- Data shown
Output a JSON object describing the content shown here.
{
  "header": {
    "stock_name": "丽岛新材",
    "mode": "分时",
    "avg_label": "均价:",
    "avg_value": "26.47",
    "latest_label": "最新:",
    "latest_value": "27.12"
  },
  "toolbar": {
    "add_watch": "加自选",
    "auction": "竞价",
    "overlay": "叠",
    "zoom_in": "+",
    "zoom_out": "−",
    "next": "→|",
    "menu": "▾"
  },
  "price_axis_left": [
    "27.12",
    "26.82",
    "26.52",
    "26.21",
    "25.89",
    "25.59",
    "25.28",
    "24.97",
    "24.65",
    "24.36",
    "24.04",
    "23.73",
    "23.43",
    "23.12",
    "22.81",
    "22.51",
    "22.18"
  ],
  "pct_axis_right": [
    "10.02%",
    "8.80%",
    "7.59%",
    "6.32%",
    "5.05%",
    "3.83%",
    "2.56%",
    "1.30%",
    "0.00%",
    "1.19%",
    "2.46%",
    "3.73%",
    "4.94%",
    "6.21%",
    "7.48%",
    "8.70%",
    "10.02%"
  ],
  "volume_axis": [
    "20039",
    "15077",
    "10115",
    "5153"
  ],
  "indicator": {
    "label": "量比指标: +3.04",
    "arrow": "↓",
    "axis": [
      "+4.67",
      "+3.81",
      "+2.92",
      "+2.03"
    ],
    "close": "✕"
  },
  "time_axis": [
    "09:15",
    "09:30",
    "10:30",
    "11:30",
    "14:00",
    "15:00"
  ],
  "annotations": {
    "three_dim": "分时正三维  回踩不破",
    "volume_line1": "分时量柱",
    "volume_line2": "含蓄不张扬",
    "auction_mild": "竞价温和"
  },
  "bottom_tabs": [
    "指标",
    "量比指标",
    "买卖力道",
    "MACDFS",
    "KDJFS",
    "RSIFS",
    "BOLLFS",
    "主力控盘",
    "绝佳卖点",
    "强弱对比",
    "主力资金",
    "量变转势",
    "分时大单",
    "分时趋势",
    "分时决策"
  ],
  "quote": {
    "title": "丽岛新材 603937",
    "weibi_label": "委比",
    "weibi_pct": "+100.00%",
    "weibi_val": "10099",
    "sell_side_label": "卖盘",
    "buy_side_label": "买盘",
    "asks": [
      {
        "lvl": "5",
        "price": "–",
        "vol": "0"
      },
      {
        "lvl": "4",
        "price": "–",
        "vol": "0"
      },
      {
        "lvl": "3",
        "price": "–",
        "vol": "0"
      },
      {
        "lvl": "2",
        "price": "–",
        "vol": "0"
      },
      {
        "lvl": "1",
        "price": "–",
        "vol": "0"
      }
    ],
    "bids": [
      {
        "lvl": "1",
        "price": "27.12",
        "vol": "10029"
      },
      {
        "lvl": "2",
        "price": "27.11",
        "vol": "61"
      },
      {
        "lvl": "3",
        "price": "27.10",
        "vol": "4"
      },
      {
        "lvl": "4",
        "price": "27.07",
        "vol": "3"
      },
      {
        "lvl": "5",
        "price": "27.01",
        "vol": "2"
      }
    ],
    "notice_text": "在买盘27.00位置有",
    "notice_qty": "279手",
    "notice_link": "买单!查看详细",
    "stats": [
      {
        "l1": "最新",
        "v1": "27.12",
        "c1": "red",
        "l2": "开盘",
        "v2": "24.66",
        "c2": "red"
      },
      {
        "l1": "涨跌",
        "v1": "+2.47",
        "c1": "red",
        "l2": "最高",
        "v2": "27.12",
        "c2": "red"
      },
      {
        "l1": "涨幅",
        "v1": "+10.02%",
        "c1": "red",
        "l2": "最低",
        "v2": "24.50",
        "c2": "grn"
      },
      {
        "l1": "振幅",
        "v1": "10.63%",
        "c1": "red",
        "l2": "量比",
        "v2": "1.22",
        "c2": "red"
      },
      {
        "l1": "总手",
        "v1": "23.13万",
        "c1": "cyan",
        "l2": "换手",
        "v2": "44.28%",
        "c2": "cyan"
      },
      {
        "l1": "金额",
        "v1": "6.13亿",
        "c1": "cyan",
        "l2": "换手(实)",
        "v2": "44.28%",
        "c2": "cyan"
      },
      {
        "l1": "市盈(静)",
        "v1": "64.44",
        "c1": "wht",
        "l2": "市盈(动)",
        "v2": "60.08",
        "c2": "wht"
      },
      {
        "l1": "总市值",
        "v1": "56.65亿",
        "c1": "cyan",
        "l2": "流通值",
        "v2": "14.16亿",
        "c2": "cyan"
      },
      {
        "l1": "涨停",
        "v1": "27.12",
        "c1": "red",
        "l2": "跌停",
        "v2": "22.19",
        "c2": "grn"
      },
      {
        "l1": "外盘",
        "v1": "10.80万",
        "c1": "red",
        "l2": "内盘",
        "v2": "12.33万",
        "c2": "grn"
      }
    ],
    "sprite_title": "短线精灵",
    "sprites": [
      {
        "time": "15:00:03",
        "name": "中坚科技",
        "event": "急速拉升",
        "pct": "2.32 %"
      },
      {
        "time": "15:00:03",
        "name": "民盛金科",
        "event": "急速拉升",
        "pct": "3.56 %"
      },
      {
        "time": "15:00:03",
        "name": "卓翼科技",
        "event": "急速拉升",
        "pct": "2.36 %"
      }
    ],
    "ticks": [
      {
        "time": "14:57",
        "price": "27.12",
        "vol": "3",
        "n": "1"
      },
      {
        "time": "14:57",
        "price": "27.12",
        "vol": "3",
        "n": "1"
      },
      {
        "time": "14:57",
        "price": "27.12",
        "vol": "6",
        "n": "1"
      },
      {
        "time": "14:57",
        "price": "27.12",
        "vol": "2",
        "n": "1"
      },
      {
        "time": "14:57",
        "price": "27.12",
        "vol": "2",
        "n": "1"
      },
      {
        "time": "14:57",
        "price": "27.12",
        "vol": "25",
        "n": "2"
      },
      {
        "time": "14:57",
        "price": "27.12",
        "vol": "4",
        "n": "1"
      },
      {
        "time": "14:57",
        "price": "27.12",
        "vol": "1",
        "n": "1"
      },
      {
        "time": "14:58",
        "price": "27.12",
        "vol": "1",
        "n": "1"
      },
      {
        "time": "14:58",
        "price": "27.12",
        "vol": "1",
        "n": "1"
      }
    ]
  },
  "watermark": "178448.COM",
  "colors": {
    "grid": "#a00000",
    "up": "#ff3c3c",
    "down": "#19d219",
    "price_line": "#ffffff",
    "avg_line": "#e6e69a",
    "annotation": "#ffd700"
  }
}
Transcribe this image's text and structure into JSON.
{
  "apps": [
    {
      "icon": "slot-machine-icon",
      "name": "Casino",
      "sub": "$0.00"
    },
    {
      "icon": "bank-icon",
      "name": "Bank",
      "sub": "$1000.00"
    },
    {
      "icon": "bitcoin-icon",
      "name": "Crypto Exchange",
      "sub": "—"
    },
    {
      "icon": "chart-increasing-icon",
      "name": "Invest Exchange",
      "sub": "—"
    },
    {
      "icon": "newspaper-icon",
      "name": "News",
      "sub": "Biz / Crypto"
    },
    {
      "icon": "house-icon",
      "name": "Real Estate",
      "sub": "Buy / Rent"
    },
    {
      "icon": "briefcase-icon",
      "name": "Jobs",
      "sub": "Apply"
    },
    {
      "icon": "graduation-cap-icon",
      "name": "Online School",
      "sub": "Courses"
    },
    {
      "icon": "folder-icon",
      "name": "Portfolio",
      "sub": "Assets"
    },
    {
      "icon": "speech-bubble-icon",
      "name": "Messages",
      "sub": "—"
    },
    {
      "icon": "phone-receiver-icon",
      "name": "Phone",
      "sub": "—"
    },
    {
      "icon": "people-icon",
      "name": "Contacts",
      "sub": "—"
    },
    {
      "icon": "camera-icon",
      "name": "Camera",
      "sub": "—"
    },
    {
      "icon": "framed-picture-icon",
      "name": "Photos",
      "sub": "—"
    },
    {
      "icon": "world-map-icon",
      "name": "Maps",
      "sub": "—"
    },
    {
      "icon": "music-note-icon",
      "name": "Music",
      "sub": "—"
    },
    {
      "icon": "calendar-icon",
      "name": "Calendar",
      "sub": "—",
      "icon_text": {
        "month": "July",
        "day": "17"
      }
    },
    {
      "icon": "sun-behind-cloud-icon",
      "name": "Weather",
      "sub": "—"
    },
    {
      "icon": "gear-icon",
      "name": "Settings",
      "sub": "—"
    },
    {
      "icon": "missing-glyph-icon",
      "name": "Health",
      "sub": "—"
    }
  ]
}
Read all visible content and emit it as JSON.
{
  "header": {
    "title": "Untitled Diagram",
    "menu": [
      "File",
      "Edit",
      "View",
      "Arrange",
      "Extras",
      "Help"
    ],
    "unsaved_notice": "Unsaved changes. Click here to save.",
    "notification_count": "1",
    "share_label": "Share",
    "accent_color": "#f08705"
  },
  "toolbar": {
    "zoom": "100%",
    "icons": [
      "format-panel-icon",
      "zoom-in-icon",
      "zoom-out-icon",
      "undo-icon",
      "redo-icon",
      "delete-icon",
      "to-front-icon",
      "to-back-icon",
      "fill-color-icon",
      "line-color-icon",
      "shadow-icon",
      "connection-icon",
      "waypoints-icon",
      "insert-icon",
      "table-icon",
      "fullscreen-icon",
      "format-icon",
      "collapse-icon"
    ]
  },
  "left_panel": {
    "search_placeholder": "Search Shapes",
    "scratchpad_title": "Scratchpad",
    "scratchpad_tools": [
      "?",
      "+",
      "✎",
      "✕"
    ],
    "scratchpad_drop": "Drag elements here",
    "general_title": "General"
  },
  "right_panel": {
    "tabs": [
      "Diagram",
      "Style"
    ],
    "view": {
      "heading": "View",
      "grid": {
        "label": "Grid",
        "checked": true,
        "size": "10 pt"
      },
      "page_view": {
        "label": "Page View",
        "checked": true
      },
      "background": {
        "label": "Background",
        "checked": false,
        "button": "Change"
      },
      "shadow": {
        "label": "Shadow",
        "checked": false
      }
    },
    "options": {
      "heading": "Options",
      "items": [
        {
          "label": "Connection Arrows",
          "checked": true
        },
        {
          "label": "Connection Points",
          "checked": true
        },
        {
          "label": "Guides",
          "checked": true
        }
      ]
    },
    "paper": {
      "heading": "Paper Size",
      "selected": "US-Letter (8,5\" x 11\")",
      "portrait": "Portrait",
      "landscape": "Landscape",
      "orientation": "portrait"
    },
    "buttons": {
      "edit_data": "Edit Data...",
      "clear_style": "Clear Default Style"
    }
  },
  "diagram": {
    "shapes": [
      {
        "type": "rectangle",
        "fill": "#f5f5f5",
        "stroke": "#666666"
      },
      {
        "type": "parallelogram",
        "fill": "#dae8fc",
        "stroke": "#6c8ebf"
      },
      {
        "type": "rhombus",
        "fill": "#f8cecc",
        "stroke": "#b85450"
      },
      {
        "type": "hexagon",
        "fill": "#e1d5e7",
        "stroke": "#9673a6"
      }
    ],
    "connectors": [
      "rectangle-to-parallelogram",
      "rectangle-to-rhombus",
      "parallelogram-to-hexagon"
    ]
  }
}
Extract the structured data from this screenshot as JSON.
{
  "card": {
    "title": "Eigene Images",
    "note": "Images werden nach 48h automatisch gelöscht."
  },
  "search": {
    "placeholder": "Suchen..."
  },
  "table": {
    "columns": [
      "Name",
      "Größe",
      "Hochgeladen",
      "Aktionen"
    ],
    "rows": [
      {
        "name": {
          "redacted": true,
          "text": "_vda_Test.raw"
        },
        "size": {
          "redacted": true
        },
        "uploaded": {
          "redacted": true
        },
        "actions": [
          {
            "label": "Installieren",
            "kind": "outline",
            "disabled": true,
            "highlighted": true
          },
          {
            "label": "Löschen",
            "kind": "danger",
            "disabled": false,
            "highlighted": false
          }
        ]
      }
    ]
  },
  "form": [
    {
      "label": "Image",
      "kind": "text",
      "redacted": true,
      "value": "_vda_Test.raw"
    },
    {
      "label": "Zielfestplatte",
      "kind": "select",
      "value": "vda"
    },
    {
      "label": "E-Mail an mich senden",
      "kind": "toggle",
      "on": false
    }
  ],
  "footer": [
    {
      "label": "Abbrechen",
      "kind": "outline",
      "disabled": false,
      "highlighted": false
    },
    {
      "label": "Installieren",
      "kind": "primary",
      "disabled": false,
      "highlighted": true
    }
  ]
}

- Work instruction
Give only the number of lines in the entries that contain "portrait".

- Result for this exercise
2